How can I tell if my fence is on my property line?

Get a Survey In order to know if your fence is on your property line, inside your property line, or even on your neighbor’s property (yikes!), you’ll need a survey. Your county deed and assessor’s office may already have a copy, or you may have paid for one when you purchased your house.

What should I do if my property line extends 60 feet?

Case Details: At a certain point, the fence extends 60 feet into my property. What you should first do is to contact a property lawyer to understand your rights. This is important since many states have a legal concept called “adverse possession”.

Can a neighbor take over your property line?

If you give in and put your fence more inside the property line then the neighbor may be able to claim adverse possession and take that part of your property from you.

What does it mean to have a property line?

Property Line Laws. A property line is a legal boundary line that defines your property and separates it from your neighbor’s. If your neighbor has a fence, a structure or a new addition to his home that crosses your property line, this could end up becoming a boundary dispute.

How big is your neighbor’s property line?

Atkinson says after her mother died she noticed the neighbors had their side of the fence landscaped and expanded the driveway. Earlier this year, when she finally paid for a survey of the property line- she received a letter from the neighbor’s attorney. “They’re claiming 308 square feet of our property!” Atkinson said.

Can you go on your neighbor’s property?

Howard Finkelstein, 7 News Legal Expert: “Absolutely. In a zero lot line community, the law gives you access to four feet of your neighbor’s property to maintain it. If they won’t let you in, hire an attorney to ask a judge to order them to let you in.

Case Details: At a certain point, the fence extends 60 feet into my property. What you should first do is to contact a property lawyer to understand your rights. This is important since many states have a legal concept called “adverse possession”.

How many square feet does it take to claim adverse possession?

“They’re claiming 308 square feet of our property!” Atkinson said. “You don’t do that to friends.” The neighbors feel that since they’ve maintained the property on their side of the fence for 10 years- the law says they now own the property. It’s called adverse possession.

Over the Line: Misplaced fences, roads and other boundary disputes. There’s an old saying, “Good fences make good neighbors.” While that may be true normally, sometimes a neighbor’s fence is out of place and on your side of the property line. Encountering a boundary dispute with an adjacent neighbor is a fairly common issue for landowners.

Can a fence be built on a property line in California?

For example, California law presumes joint ownership of a fence that’s built on a property line since both owners derive benefits from it. However, there are certain rules that come into play if a fence is built right at the boundary between two properties.

They are allowed to do this. In most cases, a fence on your own property that is close to the boundary line is still subject to fence laws. Most courts would recognize that you are flouting the law if you build a 20-foot high fence just inches (or even a few feet) from the boundary line.

Can you build a fence on someone else’s property?

In many cases, you can build the fence directly on a property line that is shared with someone else.

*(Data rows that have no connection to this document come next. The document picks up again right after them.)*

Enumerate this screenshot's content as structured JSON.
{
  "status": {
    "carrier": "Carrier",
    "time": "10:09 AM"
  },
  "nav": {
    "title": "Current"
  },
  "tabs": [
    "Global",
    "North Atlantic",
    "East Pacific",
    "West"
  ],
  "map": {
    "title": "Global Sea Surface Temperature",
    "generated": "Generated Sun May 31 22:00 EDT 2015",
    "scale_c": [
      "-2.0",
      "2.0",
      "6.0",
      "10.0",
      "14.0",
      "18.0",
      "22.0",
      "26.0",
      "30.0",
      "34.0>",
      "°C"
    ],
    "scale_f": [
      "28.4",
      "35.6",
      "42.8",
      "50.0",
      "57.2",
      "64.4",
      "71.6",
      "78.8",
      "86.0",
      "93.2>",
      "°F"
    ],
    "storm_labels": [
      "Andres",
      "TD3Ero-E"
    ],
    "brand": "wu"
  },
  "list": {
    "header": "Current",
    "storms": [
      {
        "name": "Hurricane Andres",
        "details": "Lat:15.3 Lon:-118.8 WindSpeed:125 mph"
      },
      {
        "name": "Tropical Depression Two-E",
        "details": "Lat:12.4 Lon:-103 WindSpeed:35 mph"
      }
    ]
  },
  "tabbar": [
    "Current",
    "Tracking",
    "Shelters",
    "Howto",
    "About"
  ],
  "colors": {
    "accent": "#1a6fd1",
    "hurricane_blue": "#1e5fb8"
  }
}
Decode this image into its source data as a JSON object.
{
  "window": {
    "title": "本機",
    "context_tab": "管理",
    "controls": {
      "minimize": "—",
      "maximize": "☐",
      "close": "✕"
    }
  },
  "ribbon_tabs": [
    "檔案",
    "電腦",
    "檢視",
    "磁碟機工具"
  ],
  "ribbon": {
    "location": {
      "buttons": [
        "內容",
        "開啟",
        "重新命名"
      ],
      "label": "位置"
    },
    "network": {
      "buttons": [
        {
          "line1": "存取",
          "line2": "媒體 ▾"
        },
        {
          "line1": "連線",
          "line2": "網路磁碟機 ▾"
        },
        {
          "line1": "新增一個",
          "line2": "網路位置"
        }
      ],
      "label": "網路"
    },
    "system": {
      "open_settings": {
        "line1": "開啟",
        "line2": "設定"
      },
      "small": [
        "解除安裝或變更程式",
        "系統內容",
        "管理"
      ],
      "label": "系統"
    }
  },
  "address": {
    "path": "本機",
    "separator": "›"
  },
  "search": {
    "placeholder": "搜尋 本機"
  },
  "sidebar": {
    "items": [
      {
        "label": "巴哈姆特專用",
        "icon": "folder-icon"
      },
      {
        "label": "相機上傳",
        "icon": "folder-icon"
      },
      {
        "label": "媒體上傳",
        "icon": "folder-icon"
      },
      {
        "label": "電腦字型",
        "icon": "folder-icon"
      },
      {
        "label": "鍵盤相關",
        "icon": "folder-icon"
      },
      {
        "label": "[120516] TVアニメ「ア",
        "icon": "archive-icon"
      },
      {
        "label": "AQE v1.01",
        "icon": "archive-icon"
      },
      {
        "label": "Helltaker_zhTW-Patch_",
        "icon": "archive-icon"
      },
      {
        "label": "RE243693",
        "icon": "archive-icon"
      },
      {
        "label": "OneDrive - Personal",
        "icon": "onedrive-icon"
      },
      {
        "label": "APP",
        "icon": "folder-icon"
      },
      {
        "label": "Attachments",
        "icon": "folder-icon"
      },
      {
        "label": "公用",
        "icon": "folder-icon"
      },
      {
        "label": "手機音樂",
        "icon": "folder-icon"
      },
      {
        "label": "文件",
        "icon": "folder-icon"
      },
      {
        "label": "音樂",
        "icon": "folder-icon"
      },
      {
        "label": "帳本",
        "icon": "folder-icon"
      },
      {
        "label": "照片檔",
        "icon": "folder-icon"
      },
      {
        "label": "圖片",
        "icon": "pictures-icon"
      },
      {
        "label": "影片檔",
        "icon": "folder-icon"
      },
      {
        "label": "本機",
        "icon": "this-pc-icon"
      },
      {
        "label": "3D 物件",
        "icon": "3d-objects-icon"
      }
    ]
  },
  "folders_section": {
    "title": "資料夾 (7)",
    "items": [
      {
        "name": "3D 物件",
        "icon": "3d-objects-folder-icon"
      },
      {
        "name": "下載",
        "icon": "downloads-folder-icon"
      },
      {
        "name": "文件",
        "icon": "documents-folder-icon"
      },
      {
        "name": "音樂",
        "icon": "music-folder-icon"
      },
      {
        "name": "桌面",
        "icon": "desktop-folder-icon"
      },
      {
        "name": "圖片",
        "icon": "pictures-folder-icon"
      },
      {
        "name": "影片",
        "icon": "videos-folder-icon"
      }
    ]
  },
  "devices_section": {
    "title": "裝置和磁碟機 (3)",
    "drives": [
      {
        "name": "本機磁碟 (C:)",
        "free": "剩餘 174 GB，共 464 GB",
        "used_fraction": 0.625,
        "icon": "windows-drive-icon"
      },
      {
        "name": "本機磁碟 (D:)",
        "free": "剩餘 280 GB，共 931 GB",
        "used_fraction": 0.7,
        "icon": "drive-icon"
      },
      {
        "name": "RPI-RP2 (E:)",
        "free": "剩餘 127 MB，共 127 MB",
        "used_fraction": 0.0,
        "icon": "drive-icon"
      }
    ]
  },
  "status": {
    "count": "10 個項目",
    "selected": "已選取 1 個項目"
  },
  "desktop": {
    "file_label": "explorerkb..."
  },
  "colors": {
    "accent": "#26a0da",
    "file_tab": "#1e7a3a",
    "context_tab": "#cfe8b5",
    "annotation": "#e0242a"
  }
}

If you shared a property line with a public entity, you may not be able to build directly on the line. You may need to step back the fence. Notifying Neighbors Before Building a Fence

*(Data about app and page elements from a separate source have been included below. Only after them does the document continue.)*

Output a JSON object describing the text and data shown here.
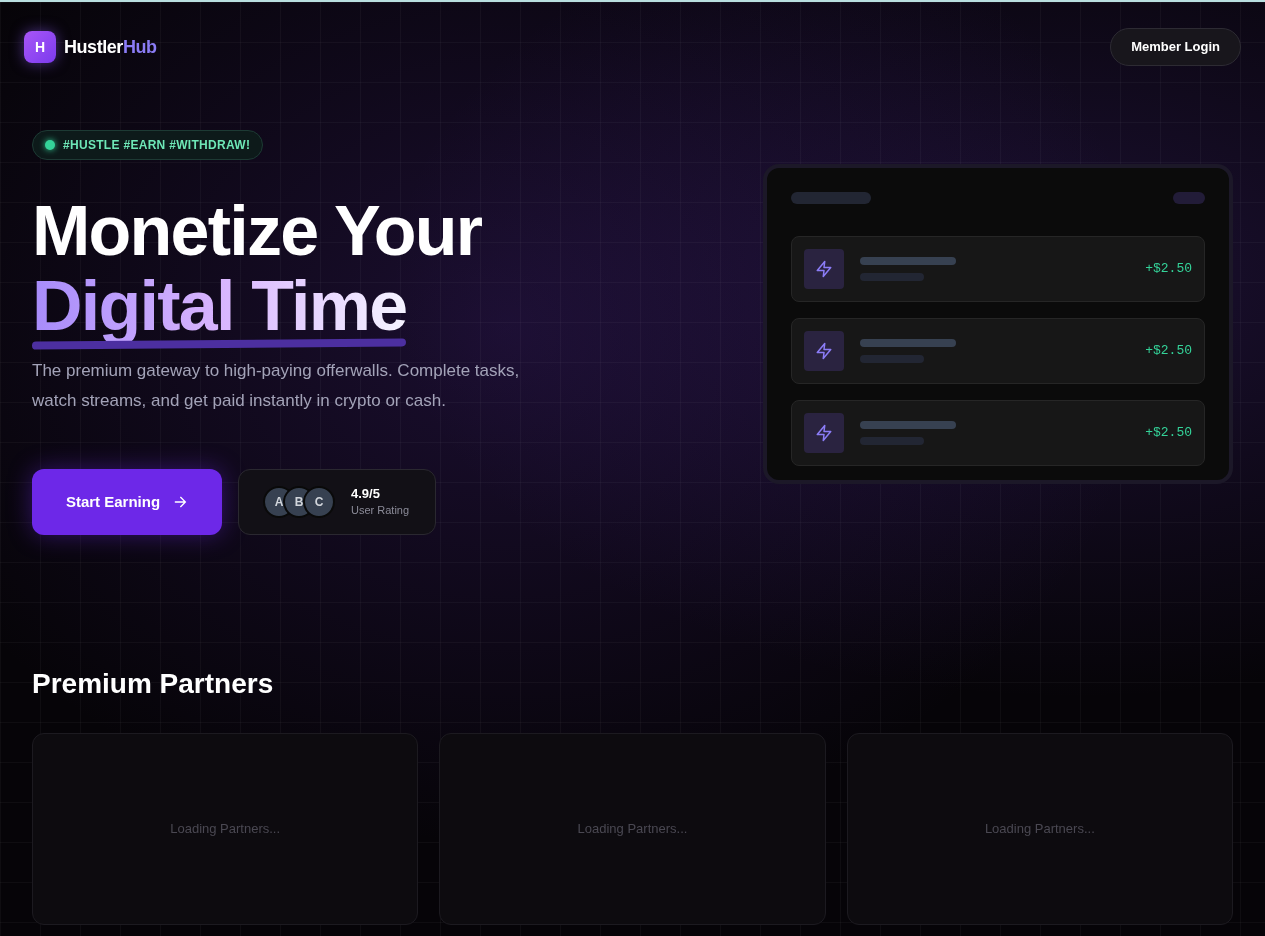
{
  "brand": {
    "initial": "H",
    "name": "Hustler",
    "accent": "Hub"
  },
  "header": {
    "login_button": "Member Login"
  },
  "hero": {
    "badge": "#HUSTLE #EARN #WITHDRAW!",
    "title_line_1": "Monetize Your",
    "title_line_2": "Digital Time",
    "description": "The premium gateway to high-paying offerwalls. Complete tasks, watch streams, and get paid instantly in crypto or cash.",
    "cta": "Start Earning",
    "rating": {
      "avatars": [
        "A",
        "B",
        "C"
      ],
      "score": "4.9/5",
      "label": "User Rating"
    }
  },
  "preview": {
    "rows": [
      {
        "amount": "+$2.50"
      },
      {
        "amount": "+$2.50"
      },
      {
        "amount": "+$2.50"
      }
    ]
  },
  "partners": {
    "title": "Premium Partners",
    "cards": [
      {
        "text": "Loading Partners..."
      },
      {
        "text": "Loading Partners..."
      },
      {
        "text": "Loading Partners..."
      }
    ]
  }
}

What are the property line and fence laws in Florida?

Florida Property Line and Fence Laws at a Glance Case Law Boundary Fences: 1 Florida Jurisprudence Boundary Fences There is no legal obligation to erect a Spite Fences The erection of a fence can be considere Tree Trimming A landowner that removes a healthy tree

For example, California law presumes joint ownership of a fence that’s built on a property line since both owners derive benefits from it. However, there are certain rules that come into play if a fence is built right at the boundary between two properties.